If a line below contains the string "subject", copy it out.

─── Source material ───

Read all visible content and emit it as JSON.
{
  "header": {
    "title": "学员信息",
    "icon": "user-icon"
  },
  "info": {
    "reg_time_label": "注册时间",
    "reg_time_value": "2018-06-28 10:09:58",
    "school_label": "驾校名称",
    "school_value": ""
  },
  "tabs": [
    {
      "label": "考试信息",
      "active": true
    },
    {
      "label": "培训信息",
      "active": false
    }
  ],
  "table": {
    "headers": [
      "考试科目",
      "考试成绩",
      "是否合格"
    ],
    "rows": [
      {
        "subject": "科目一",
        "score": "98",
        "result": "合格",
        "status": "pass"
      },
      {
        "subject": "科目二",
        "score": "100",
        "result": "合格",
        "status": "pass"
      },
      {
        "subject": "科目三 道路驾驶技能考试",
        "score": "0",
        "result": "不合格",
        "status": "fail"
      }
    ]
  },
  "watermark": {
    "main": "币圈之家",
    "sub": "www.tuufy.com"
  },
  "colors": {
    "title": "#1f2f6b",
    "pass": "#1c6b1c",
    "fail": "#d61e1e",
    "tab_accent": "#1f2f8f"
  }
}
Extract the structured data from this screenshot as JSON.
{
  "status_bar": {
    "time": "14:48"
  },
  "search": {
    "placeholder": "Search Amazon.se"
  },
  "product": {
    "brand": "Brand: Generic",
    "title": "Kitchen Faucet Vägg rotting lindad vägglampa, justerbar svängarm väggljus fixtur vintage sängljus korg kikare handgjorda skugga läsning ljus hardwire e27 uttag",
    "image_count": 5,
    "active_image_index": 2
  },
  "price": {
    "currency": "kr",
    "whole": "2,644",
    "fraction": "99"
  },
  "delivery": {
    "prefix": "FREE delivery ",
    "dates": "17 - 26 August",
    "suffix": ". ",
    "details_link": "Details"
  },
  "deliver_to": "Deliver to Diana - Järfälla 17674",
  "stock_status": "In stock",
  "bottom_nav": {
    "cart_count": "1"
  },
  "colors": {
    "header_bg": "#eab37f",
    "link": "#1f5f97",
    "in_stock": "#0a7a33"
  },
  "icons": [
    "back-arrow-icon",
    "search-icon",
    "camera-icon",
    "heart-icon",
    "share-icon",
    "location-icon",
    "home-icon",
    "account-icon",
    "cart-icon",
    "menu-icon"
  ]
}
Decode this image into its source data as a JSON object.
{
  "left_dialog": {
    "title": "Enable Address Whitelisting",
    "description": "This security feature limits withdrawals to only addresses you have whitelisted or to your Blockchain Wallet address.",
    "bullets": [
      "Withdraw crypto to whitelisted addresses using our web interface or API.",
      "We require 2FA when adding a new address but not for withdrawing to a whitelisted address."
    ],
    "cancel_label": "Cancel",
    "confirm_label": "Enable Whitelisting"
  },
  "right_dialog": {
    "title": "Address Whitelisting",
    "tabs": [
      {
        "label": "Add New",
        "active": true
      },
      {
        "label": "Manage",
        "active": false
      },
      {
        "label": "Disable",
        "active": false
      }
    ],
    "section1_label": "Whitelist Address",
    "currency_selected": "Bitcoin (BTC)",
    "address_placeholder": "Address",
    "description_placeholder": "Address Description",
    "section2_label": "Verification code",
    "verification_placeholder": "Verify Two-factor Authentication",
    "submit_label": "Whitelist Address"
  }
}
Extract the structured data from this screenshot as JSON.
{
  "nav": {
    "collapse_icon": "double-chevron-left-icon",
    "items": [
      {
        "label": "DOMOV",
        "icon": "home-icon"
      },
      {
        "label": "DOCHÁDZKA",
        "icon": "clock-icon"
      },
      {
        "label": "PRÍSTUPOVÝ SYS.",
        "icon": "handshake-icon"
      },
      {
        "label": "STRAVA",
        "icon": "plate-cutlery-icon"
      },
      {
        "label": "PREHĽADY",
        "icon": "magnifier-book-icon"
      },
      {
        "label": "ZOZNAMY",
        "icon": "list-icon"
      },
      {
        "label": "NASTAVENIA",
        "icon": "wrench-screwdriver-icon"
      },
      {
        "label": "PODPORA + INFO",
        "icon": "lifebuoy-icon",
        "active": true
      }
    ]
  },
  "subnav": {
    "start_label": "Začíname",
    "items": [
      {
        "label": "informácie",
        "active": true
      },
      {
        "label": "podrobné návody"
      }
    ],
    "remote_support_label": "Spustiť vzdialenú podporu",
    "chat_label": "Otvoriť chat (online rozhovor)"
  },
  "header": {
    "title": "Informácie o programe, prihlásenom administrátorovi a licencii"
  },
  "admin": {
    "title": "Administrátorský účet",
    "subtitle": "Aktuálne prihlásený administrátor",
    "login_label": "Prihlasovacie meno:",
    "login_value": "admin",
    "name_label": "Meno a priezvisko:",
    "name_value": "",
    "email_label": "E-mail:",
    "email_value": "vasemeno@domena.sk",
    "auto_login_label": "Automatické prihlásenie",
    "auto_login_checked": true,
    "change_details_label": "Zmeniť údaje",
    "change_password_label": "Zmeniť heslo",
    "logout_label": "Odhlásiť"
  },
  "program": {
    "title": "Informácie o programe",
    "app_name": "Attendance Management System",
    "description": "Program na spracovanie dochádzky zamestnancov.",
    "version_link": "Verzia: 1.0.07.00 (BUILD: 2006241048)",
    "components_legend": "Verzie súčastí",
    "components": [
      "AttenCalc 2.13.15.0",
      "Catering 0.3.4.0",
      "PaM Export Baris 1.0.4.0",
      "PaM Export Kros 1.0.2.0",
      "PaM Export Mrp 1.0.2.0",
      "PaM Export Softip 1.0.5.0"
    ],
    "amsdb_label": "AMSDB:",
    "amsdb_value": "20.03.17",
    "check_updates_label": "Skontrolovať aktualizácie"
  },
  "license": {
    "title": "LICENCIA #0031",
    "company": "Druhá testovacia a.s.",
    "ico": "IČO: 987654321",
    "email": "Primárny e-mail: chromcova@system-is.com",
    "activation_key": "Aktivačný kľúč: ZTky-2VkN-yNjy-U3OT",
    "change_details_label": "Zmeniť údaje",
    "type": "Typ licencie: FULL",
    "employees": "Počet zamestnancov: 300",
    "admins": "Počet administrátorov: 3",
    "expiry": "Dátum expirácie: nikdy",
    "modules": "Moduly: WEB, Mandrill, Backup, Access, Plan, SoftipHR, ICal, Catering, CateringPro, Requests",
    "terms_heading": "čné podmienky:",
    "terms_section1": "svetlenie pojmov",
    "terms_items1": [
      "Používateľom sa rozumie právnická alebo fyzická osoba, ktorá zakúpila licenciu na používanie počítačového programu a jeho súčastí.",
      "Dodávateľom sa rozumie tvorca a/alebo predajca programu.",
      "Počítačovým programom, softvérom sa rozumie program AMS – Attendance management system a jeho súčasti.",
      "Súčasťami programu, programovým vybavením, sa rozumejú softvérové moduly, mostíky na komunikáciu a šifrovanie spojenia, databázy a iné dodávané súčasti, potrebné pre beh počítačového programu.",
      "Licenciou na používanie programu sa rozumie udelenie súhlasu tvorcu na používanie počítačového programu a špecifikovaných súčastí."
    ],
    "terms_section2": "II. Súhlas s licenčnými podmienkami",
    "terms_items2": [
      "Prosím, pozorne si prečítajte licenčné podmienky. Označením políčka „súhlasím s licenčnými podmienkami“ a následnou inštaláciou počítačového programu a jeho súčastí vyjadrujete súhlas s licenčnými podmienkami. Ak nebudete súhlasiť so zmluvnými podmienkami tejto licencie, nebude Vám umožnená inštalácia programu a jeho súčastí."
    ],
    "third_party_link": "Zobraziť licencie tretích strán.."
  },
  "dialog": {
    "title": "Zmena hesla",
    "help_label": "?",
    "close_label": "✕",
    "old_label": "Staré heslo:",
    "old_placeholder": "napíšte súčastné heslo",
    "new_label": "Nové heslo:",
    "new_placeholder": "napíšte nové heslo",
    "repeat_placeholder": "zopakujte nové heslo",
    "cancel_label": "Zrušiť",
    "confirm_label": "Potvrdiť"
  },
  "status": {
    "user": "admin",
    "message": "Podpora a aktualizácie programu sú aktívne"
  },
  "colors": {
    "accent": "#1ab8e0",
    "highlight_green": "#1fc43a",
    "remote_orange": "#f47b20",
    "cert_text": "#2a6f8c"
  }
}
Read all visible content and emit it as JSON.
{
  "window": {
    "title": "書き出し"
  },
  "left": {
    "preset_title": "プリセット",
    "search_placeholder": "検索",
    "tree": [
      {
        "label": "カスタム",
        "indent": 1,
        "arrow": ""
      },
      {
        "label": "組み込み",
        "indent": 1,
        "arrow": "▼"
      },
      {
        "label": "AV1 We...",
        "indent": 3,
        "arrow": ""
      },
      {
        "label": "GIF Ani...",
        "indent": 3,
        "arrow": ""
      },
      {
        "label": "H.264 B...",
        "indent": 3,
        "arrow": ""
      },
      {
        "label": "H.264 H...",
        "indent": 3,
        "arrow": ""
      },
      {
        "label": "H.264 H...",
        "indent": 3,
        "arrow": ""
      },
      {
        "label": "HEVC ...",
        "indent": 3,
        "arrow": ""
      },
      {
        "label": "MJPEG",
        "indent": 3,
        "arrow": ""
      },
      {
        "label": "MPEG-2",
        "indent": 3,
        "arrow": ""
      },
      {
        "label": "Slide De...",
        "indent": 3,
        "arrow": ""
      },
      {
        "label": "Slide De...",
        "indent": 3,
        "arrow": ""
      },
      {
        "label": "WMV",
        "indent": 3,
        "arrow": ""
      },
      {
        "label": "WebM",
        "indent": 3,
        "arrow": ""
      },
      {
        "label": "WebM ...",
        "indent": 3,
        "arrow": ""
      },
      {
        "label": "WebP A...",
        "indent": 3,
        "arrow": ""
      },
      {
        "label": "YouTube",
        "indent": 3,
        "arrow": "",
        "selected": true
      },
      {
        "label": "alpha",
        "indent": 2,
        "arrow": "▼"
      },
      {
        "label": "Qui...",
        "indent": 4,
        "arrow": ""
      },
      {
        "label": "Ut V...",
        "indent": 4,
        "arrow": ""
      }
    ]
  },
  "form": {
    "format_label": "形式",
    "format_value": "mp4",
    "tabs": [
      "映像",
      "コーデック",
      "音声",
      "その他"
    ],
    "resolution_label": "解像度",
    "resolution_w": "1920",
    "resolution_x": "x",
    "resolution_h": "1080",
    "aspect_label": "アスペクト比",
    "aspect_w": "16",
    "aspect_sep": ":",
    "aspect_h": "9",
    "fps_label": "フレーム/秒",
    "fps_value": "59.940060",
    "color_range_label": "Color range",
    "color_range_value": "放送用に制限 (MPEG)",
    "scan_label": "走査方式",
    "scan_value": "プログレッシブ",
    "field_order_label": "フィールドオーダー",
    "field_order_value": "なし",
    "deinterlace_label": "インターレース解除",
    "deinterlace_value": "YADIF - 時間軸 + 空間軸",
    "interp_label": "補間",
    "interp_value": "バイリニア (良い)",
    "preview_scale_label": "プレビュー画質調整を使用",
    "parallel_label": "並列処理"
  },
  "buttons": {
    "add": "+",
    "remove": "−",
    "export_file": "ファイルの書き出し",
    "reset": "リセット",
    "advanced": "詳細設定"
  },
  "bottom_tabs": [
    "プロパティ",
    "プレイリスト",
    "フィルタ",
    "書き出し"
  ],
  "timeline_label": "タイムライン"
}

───

• Task result
        "subject": "科目一",
        "subject": "科目二",
        "subject": "科目三 道路驾驶技能考试",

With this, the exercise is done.